__Collected data entries__:
◇ ◇ ◇ ◇

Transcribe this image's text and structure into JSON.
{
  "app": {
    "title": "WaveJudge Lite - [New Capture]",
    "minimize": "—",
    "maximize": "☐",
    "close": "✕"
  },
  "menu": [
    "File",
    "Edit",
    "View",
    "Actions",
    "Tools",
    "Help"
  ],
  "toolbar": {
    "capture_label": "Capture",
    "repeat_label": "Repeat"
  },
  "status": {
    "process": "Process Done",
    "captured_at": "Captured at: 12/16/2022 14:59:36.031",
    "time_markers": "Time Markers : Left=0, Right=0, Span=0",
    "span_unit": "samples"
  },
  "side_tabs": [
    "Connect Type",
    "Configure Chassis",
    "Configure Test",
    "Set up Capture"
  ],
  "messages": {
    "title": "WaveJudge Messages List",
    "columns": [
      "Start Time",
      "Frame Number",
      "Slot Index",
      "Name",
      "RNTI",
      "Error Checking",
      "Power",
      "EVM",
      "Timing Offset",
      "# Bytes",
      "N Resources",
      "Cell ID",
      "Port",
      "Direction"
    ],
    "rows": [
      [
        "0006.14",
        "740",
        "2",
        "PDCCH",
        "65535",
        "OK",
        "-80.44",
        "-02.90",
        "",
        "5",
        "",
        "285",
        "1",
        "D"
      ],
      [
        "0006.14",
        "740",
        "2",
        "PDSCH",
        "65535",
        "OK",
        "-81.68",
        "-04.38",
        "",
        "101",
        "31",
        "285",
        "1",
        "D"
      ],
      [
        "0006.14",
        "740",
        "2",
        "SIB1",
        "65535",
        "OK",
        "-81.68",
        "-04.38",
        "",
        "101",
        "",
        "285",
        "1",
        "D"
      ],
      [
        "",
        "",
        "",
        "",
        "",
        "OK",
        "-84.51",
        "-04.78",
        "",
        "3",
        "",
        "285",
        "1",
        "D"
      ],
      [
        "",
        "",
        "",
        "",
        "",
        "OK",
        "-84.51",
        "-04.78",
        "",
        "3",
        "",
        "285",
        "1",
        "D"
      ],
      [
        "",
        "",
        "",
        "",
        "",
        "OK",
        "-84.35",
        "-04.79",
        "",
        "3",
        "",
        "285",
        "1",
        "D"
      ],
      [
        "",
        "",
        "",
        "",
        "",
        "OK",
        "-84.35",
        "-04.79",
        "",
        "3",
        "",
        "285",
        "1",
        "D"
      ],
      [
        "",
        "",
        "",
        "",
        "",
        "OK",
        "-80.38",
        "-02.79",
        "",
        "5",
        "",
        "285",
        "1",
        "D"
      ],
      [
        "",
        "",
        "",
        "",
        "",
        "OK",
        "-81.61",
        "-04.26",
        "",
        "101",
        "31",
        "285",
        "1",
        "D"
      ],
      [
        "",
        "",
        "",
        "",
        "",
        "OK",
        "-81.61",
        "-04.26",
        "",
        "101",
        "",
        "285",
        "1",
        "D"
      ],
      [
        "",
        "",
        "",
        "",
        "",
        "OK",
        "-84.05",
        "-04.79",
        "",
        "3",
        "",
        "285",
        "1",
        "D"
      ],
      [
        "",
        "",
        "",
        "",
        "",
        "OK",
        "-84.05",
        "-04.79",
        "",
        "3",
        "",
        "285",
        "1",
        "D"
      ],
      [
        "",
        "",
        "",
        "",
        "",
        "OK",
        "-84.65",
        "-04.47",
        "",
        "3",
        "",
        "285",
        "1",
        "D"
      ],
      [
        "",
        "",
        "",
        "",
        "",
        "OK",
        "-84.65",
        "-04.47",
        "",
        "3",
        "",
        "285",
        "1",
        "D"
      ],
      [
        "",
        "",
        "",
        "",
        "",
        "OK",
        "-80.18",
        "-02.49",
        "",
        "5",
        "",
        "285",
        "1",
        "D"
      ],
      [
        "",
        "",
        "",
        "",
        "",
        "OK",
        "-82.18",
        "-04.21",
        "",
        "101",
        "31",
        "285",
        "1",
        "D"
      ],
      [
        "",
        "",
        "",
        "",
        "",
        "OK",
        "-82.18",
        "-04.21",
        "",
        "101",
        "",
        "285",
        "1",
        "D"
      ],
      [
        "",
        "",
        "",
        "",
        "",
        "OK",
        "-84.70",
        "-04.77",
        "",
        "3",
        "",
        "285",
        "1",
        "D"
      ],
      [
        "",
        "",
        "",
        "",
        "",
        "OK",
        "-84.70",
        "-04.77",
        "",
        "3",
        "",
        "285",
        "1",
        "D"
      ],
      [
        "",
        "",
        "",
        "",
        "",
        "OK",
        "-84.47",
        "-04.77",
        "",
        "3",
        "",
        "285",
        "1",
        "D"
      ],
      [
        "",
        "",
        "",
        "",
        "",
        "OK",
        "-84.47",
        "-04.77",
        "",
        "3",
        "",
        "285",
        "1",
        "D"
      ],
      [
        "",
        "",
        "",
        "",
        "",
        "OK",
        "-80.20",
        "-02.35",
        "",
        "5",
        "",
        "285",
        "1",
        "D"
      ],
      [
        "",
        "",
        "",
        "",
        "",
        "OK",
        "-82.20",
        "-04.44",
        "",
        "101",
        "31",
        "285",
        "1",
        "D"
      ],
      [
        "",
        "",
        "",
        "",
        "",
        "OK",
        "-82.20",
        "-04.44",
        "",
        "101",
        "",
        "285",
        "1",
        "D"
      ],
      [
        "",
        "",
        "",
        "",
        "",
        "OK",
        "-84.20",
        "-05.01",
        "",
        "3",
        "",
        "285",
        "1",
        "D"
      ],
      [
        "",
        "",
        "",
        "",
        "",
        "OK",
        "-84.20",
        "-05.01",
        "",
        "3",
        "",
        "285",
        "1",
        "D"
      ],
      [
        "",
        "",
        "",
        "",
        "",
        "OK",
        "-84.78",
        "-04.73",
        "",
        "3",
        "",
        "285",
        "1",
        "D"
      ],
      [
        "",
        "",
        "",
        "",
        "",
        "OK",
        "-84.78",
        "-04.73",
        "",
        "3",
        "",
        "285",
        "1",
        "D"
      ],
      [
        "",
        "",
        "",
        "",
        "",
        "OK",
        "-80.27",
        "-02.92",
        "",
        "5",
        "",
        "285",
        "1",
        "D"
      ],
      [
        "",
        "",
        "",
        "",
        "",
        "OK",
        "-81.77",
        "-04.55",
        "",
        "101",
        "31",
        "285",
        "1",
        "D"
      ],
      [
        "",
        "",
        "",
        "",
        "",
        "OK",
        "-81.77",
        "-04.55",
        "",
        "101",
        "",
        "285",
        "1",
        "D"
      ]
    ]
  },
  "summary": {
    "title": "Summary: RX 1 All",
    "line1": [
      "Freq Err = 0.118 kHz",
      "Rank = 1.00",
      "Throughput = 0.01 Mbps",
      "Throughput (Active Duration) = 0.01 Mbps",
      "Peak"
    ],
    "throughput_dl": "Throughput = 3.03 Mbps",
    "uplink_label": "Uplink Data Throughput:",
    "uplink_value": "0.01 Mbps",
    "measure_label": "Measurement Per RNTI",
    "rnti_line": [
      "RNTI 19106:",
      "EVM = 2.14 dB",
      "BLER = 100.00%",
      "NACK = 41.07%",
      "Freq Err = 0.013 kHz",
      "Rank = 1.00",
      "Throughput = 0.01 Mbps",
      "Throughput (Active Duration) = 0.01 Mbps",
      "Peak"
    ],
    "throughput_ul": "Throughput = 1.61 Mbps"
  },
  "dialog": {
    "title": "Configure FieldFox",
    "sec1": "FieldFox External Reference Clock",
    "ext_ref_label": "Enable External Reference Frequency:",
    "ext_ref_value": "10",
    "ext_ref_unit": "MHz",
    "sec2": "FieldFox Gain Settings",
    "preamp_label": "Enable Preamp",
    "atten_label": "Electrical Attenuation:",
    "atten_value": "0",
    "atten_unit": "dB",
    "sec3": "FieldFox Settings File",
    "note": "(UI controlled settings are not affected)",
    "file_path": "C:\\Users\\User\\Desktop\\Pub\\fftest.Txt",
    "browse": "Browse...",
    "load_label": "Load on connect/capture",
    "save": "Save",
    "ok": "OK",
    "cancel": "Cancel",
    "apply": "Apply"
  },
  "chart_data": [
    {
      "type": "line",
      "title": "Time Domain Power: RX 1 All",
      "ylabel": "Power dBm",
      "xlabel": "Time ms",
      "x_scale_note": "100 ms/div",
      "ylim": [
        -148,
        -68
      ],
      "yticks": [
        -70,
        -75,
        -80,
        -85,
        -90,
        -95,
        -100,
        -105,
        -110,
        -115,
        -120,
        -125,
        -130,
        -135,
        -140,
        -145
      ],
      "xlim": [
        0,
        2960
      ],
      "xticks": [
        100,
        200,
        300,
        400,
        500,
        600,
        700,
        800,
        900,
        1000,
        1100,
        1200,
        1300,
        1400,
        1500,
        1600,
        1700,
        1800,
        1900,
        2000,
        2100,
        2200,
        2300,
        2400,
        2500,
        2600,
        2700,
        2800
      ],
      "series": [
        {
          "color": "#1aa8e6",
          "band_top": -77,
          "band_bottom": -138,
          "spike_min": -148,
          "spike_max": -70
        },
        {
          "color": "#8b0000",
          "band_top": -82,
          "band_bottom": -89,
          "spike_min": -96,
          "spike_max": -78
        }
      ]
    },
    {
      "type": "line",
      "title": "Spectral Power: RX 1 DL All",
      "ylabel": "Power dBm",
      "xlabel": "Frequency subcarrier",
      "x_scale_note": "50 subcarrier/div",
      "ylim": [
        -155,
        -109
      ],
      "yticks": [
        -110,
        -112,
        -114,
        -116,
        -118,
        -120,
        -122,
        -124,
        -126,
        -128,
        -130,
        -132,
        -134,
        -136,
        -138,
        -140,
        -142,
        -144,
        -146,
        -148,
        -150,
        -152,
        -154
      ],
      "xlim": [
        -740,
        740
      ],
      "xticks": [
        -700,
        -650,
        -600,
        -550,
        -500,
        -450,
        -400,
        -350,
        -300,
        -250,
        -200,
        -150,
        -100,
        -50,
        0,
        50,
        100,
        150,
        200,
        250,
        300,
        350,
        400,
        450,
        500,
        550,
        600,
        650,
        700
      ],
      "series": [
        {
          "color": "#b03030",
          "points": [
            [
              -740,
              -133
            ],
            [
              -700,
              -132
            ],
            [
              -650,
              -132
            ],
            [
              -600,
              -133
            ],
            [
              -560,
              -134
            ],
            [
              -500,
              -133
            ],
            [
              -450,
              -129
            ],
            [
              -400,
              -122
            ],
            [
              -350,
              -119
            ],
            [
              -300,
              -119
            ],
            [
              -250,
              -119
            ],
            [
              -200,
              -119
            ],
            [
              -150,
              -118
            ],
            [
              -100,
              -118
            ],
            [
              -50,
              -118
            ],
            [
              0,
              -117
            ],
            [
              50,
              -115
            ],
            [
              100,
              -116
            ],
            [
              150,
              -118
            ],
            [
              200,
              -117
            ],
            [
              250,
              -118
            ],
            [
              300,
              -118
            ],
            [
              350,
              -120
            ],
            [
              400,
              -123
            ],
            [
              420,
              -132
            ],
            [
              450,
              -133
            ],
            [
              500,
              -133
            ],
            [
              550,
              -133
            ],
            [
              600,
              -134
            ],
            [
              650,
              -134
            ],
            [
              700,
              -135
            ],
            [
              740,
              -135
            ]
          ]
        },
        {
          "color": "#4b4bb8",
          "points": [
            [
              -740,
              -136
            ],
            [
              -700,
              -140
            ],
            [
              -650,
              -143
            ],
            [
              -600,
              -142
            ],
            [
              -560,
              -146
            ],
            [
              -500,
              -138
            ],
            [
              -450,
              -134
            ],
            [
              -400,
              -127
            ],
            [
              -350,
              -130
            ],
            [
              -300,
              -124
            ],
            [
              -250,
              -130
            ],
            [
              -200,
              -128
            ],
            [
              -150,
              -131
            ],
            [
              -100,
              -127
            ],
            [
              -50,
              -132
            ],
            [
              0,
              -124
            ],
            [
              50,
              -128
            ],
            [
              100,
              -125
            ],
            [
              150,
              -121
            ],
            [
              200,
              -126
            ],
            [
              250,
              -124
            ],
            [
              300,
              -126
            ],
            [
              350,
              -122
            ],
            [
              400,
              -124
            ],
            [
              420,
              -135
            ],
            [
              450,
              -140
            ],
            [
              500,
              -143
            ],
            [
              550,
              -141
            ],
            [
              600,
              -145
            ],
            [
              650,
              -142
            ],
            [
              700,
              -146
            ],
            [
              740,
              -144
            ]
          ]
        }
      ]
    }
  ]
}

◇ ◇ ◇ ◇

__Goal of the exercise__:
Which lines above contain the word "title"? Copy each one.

__Task answer__:
    "title": "WaveJudge Lite - [New Capture]",
    "title": "WaveJudge Messages List",
    "title": "Summary: RX 1 All",
    "title": "Configure FieldFox",
      "title": "Time Domain Power: RX 1 All",
      "title": "Spectral Power: RX 1 DL All",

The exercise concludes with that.